Task requirements: All of the records below are to be copied exactly.
*** Supplied data ***
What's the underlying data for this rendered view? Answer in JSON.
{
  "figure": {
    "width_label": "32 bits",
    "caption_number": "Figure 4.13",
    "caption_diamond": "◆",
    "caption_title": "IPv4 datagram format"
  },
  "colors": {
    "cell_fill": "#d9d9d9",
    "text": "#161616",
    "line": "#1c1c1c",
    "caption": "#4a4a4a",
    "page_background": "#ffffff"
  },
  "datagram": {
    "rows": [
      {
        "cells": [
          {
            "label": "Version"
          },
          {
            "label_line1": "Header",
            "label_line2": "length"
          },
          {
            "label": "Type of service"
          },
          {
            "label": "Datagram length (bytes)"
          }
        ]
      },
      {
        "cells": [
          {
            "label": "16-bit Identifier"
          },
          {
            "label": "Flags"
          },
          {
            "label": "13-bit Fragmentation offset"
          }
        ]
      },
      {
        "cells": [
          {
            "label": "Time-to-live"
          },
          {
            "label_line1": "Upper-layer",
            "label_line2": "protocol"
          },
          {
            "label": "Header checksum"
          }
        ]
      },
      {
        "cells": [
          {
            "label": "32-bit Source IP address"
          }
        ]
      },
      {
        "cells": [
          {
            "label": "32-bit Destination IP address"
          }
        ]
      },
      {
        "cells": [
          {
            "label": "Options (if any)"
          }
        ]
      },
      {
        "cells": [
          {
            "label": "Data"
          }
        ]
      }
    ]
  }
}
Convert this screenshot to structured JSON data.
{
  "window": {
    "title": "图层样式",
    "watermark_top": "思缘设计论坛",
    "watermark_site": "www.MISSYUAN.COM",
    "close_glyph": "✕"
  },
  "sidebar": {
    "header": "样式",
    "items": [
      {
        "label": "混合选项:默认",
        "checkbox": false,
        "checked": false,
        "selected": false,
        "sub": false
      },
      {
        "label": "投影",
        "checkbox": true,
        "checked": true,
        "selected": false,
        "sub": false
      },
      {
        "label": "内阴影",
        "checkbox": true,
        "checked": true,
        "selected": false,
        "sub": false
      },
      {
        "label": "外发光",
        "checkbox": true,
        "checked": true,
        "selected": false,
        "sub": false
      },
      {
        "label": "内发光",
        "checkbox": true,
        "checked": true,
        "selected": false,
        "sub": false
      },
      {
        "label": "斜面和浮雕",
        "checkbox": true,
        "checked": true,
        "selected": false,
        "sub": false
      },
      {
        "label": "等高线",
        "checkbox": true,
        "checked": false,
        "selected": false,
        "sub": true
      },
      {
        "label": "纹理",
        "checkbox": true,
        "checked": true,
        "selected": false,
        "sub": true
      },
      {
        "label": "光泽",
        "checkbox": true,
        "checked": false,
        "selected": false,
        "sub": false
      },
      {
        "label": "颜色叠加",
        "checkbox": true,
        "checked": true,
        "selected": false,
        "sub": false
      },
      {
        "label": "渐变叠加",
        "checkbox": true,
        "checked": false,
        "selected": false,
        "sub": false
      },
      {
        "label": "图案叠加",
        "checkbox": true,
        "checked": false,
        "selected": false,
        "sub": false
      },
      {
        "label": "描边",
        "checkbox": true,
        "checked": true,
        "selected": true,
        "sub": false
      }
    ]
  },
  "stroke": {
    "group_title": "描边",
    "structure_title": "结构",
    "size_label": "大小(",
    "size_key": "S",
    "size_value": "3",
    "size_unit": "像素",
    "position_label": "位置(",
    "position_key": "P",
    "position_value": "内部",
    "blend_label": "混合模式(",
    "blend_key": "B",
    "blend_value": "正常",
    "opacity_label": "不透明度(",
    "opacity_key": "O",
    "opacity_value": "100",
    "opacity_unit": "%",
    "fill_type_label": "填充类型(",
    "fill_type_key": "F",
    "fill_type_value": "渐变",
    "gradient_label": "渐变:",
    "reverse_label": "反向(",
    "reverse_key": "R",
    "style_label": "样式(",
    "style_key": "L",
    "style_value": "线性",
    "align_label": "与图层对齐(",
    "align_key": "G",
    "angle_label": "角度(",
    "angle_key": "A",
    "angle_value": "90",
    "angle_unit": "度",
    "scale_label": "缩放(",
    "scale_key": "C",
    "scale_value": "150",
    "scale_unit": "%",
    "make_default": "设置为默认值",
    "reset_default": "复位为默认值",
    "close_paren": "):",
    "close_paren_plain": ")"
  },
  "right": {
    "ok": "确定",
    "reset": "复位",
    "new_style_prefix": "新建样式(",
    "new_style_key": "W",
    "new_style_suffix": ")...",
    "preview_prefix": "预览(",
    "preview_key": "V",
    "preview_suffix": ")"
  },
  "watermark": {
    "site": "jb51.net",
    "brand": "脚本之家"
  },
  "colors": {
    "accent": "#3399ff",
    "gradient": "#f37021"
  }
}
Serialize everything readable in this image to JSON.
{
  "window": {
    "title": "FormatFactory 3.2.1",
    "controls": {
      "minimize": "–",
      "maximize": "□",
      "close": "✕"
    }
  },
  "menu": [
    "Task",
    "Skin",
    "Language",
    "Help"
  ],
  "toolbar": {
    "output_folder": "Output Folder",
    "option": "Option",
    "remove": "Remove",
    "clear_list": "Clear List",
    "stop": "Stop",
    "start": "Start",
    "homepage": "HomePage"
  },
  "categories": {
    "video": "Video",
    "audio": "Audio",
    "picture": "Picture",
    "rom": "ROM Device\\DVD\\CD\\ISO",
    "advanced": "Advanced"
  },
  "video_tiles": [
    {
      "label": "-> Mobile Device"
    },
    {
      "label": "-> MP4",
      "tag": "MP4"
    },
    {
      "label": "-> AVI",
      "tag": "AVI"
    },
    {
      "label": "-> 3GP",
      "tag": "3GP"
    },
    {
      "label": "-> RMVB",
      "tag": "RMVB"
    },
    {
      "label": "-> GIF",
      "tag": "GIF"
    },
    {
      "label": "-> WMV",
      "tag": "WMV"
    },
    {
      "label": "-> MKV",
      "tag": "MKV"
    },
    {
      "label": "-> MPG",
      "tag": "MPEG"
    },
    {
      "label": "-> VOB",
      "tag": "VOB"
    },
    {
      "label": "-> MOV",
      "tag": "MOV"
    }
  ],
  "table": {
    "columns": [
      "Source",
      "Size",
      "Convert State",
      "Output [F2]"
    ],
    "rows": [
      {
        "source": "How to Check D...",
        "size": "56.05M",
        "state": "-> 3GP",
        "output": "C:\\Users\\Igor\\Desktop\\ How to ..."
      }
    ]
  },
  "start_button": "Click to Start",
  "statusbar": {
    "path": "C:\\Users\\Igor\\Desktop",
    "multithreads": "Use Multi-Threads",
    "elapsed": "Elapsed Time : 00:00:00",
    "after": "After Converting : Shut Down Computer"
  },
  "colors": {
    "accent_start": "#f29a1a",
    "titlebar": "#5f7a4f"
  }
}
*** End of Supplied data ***
Result:
What's the underlying data for this rendered view? Answer in JSON.
{
  "figure": {
    "width_label": "32 bits",
    "caption_number": "Figure 4.13",
    "caption_diamond": "◆",
    "caption_title": "IPv4 datagram format"
  },
  "colors": {
    "cell_fill": "#d9d9d9",
    "text": "#161616",
    "line": "#1c1c1c",
    "caption": "#4a4a4a",
    "page_background": "#ffffff"
  },
  "datagram": {
    "rows": [
      {
        "cells": [
          {
            "label": "Version"
          },
          {
            "label_line1": "Header",
            "label_line2": "length"
          },
          {
            "label": "Type of service"
          },
          {
            "label": "Datagram length (bytes)"
          }
        ]
      },
      {
        "cells": [
          {
            "label": "16-bit Identifier"
          },
          {
            "label": "Flags"
          },
          {
            "label": "13-bit Fragmentation offset"
          }
        ]
      },
      {
        "cells": [
          {
            "label": "Time-to-live"
          },
          {
            "label_line1": "Upper-layer",
            "label_line2": "protocol"
          },
          {
            "label": "Header checksum"
          }
        ]
      },
      {
        "cells": [
          {
            "label": "32-bit Source IP address"
          }
        ]
      },
      {
        "cells": [
          {
            "label": "32-bit Destination IP address"
          }
        ]
      },
      {
        "cells": [
          {
            "label": "Options (if any)"
          }
        ]
      },
      {
        "cells": [
          {
            "label": "Data"
          }
        ]
      }
    ]
  }
}
Convert this screenshot to structured JSON data.
{
  "window": {
    "title": "图层样式",
    "watermark_top": "思缘设计论坛",
    "watermark_site": "www.MISSYUAN.COM",
    "close_glyph": "✕"
  },
  "sidebar": {
    "header": "样式",
    "items": [
      {
        "label": "混合选项:默认",
        "checkbox": false,
        "checked": false,
        "selected": false,
        "sub": false
      },
      {
        "label": "投影",
        "checkbox": true,
        "checked": true,
        "selected": false,
        "sub": false
      },
      {
        "label": "内阴影",
        "checkbox": true,
        "checked": true,
        "selected": false,
        "sub": false
      },
      {
        "label": "外发光",
        "checkbox": true,
        "checked": true,
        "selected": false,
        "sub": false
      },
      {
        "label": "内发光",
        "checkbox": true,
        "checked": true,
        "selected": false,
        "sub": false
      },
      {
        "label": "斜面和浮雕",
        "checkbox": true,
        "checked": true,
        "selected": false,
        "sub": false
      },
      {
        "label": "等高线",
        "checkbox": true,
        "checked": false,
        "selected": false,
        "sub": true
      },
      {
        "label": "纹理",
        "checkbox": true,
        "checked": true,
        "selected": false,
        "sub": true
      },
      {
        "label": "光泽",
        "checkbox": true,
        "checked": false,
        "selected": false,
        "sub": false
      },
      {
        "label": "颜色叠加",
        "checkbox": true,
        "checked": true,
        "selected": false,
        "sub": false
      },
      {
        "label": "渐变叠加",
        "checkbox": true,
        "checked": false,
        "selected": false,
        "sub": false
      },
      {
        "label": "图案叠加",
        "checkbox": true,
        "checked": false,
        "selected": false,
        "sub": false
      },
      {
        "label": "描边",
        "checkbox": true,
        "checked": true,
        "selected": true,
        "sub": false
      }
    ]
  },
  "stroke": {
    "group_title": "描边",
    "structure_title": "结构",
    "size_label": "大小(",
    "size_key": "S",
    "size_value": "3",
    "size_unit": "像素",
    "position_label": "位置(",
    "position_key": "P",
    "position_value": "内部",
    "blend_label": "混合模式(",
    "blend_key": "B",
    "blend_value": "正常",
    "opacity_label": "不透明度(",
    "opacity_key": "O",
    "opacity_value": "100",
    "opacity_unit": "%",
    "fill_type_label": "填充类型(",
    "fill_type_key": "F",
    "fill_type_value": "渐变",
    "gradient_label": "渐变:",
    "reverse_label": "反向(",
    "reverse_key": "R",
    "style_label": "样式(",
    "style_key": "L",
    "style_value": "线性",
    "align_label": "与图层对齐(",
    "align_key": "G",
    "angle_label": "角度(",
    "angle_key": "A",
    "angle_value": "90",
    "angle_unit": "度",
    "scale_label": "缩放(",
    "scale_key": "C",
    "scale_value": "150",
    "scale_unit": "%",
    "make_default": "设置为默认值",
    "reset_default": "复位为默认值",
    "close_paren": "):",
    "close_paren_plain": ")"
  },
  "right": {
    "ok": "确定",
    "reset": "复位",
    "new_style_prefix": "新建样式(",
    "new_style_key": "W",
    "new_style_suffix": ")...",
    "preview_prefix": "预览(",
    "preview_key": "V",
    "preview_suffix": ")"
  },
  "watermark": {
    "site": "jb51.net",
    "brand": "脚本之家"
  },
  "colors": {
    "accent": "#3399ff",
    "gradient": "#f37021"
  }
}
Serialize everything readable in this image to JSON.
{
  "window": {
    "title": "FormatFactory 3.2.1",
    "controls": {
      "minimize": "–",
      "maximize": "□",
      "close": "✕"
    }
  },
  "menu": [
    "Task",
    "Skin",
    "Language",
    "Help"
  ],
  "toolbar": {
    "output_folder": "Output Folder",
    "option": "Option",
    "remove": "Remove",
    "clear_list": "Clear List",
    "stop": "Stop",
    "start": "Start",
    "homepage": "HomePage"
  },
  "categories": {
    "video": "Video",
    "audio": "Audio",
    "picture": "Picture",
    "rom": "ROM Device\\DVD\\CD\\ISO",
    "advanced": "Advanced"
  },
  "video_tiles": [
    {
      "label": "-> Mobile Device"
    },
    {
      "label": "-> MP4",
      "tag": "MP4"
    },
    {
      "label": "-> AVI",
      "tag": "AVI"
    },
    {
      "label": "-> 3GP",
      "tag": "3GP"
    },
    {
      "label": "-> RMVB",
      "tag": "RMVB"
    },
    {
      "label": "-> GIF",
      "tag": "GIF"
    },
    {
      "label": "-> WMV",
      "tag": "WMV"
    },
    {
      "label": "-> MKV",
      "tag": "MKV"
    },
    {
      "label": "-> MPG",
      "tag": "MPEG"
    },
    {
      "label": "-> VOB",
      "tag": "VOB"
    },
    {
      "label": "-> MOV",
      "tag": "MOV"
    }
  ],
  "table": {
    "columns": [
      "Source",
      "Size",
      "Convert State",
      "Output [F2]"
    ],
    "rows": [
      {
        "source": "How to Check D...",
        "size": "56.05M",
        "state": "-> 3GP",
        "output": "C:\\Users\\Igor\\Desktop\\ How to ..."
      }
    ]
  },
  "start_button": "Click to Start",
  "statusbar": {
    "path": "C:\\Users\\Igor\\Desktop",
    "multithreads": "Use Multi-Threads",
    "elapsed": "Elapsed Time : 00:00:00",
    "after": "After Converting : Shut Down Computer"
  },
  "colors": {
    "accent_start": "#f29a1a",
    "titlebar": "#5f7a4f"
  }
}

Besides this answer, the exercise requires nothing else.